Gerascophobia, named after the son of Nyx, Geras, from Greek mythology, is the fear of old age and inevitable death.
As Wikipedia defines it, Gerascophobia is the abnormal fear of ageing or growing old. Gerascophobia may be based on anxieties of being left alone, without resources and incapable of caring for oneself.
Now, I have picked King Yayati as my case-in-point because he was cursed by a sage, and he became an old man. Fearing his approaching death, he begs for forgiveness, and the sage gives him a chance to live as a young man again, if he managed to convince one of his sons to take the burden of the curse.
Yayati was what we know now as “The King of The World.” Sorry, DiCaprio, but he got the title before you.
This story focuses on King Yayati, one of the Pandavas’ ancestors. The main characters of this story are King Yayati, Devayani, Sharmishta and Shukracharya.
Yayati was a famous ruler who conquered the entire world. He had two wives, Devayani and Sharmishta, of which the former was the daughter of Shukracharya, the sage with whose blessings the kingdom prospered.
His story begins thus.
Yayati had two wives, Devayani and Sharmishta. By the order of Shukracharya, Yayati was forbidden to have a child with Sharmishta, even though he was married to her.
But, he went ahead and had four children with her.
Shukracharya found out about it after a long time, when Devayani went and told him about Yayati and Sharmishta.
Enraged, Shukracharya cursed Yayati, saying that he would become an old man, and age much faster. I think the curse was
“Sunshine, Daisies, Butter mellow,
turn this stupid, fat rat yellow!”
I think Shukracharya imagined “yellow” as a synonym for “old”, as in “yellowed paper.”
Anyways, it worked (it may not have for Ron Weasley…), and immediately, Yayati was on his knees, begging for mercy.
Shukracharya’s rage subsided when he saw the king fall and weep. He said sharply, “All right. I’ll give you one last chance. You can lose the curse, if you manage to get one of Sharmishta’s sons to take the burden of the curse.”
The king, relieved, ran back to his palace, and rushed into his first son’s room, where he saw his son, eyes glued to the computer, playing Call Of Duty. He was the more violent-ish type, who loved nothing more than decimating, decapitating and destroying. He had JBL headphones on, and looking at Yayati trying to talk to him, from Yadu’s point of view was like watching a Charlie Chaplin movie- no sound.
Then, Yadu turned to his left, and saw an old man, with a long grey beard, and silvery white hair.
He shouted,” Dumbledore!!!!!” And began talking about magic and whatnot.

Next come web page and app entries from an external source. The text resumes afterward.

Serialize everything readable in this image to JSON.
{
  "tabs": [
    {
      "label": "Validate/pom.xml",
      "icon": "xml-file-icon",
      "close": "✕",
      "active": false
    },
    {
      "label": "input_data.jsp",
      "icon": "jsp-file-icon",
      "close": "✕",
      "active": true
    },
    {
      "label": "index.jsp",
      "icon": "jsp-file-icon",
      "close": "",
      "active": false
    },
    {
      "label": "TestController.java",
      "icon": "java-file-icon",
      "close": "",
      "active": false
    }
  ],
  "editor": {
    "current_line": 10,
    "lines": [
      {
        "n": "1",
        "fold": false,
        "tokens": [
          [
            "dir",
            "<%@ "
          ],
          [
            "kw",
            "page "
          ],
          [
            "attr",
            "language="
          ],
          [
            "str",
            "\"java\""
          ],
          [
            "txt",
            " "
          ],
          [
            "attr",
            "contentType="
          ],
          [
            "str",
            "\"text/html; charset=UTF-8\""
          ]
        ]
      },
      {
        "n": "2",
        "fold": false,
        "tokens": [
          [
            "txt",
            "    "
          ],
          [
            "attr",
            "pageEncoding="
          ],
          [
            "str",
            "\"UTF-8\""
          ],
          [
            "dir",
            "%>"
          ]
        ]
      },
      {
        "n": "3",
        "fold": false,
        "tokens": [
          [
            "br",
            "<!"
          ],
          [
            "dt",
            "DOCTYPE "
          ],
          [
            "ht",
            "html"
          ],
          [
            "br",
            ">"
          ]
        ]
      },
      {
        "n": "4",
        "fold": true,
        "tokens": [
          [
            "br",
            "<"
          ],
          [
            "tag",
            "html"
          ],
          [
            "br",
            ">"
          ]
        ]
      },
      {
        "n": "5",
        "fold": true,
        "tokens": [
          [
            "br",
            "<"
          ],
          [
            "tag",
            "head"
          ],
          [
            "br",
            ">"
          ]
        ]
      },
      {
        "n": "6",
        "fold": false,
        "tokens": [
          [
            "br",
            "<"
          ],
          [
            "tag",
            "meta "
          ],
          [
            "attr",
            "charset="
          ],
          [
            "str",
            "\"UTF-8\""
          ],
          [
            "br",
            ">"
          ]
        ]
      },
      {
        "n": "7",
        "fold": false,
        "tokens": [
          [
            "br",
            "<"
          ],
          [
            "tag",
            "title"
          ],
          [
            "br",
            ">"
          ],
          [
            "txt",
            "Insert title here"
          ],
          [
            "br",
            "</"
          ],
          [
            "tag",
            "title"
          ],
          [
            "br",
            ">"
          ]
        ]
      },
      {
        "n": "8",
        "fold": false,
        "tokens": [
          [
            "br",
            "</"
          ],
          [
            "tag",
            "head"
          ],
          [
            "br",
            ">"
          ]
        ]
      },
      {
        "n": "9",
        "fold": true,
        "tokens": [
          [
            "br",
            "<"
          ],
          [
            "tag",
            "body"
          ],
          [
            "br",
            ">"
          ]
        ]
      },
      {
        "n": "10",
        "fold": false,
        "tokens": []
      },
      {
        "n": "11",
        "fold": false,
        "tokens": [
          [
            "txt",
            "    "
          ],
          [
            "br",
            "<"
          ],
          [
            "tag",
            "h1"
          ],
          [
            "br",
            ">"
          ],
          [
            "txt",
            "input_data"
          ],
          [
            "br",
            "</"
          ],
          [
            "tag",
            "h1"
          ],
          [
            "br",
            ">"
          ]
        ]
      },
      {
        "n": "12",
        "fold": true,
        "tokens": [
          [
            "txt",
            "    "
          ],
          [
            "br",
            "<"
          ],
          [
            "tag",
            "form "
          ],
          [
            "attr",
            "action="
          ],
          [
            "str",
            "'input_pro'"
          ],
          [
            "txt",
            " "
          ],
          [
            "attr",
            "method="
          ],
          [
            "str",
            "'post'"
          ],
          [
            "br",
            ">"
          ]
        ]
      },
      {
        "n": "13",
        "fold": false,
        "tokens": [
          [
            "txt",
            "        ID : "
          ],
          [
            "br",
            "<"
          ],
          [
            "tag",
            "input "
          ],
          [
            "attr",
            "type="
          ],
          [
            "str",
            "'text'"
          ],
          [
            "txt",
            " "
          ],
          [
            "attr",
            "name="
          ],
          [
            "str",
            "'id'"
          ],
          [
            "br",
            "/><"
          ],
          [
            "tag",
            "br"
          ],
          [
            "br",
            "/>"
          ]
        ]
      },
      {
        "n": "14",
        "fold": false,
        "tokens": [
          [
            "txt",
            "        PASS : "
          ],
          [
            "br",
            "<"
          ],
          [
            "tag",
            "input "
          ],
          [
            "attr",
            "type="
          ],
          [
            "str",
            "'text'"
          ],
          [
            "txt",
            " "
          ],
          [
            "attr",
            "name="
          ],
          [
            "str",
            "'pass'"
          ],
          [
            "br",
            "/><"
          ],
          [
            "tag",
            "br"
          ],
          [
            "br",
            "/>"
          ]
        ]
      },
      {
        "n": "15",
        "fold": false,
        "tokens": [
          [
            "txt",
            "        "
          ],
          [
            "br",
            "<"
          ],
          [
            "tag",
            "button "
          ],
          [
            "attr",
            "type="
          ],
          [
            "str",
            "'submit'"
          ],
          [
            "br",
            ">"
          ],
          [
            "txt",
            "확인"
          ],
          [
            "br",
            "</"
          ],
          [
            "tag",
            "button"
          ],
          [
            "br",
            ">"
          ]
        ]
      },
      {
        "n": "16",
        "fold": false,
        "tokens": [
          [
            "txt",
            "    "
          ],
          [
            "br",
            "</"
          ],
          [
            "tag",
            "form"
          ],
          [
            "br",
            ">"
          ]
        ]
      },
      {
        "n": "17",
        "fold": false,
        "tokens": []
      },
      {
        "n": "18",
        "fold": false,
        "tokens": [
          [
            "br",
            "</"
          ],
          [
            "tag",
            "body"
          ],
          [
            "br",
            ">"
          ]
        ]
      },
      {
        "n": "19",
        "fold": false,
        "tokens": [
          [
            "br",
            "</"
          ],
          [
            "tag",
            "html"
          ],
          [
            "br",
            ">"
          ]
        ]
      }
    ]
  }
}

Yayati silenced him with a single wave of his hand (not wand, mind), and explained the situation to Yadu.
Yadu sat silent for a while, and then said, “Father, how can I do this? The way I see it, we shouldn’t even exist. You broke the rules, and now you want us to pay for your mistake. How is this fair?”
Yayati stood, and said, “Okay. I see what you mean. Forgive me.”
He walked out of the room.
Next, he went to Druhyu’s room. Druhyu was a more mind-games oriented guy, so, he was playing blitz chess on his phone.
When he saw Yayati approaching him, he said in a squeaky voice, “Gandalf?”
Yayati sighed, and explained the situation all over again.
Druhyu, too, declined to accept the curse.
He then went to his fourth son’s room (Anu had gone to another kingdom), and explained the problem to Puru.
Puru said, “Father, I accept your curse. You can stay healthy and live long. I have no need for youth; all I need is life. I am happy to live. I need to focus on more important things.
At this, Yayati smiled, and magically started growing younger. Puru grew a long beard, and had greyish hair.
Yayati thanked his son profusely, and ran out of his room, jumping about.
But then, he thought, “Is it really worth it? Do I really need eternal youth?” He thought about Puru’s words, and ran back to his son’s room. He said, “My son, I have realized that I do not need eternal youth. I wish to renounce all materialistic pleasures, and become an ascetic. I grant you my age as well as your youth. May you live long and prosper.” So, in the end, a gerascophobic man greeted death like an old friend, and rose to heaven. As for Puru, he lived for many years, and his descendant was Shantanu, Bheeshma’s father. Yayati was living life for worldly pleasures, until he realized that all life is an illusion, and truth can be seen only when all this is renounced. Puru had realized this long ago, and didn’t really care for what his brothers had, and was awaiting his chance to attain truth.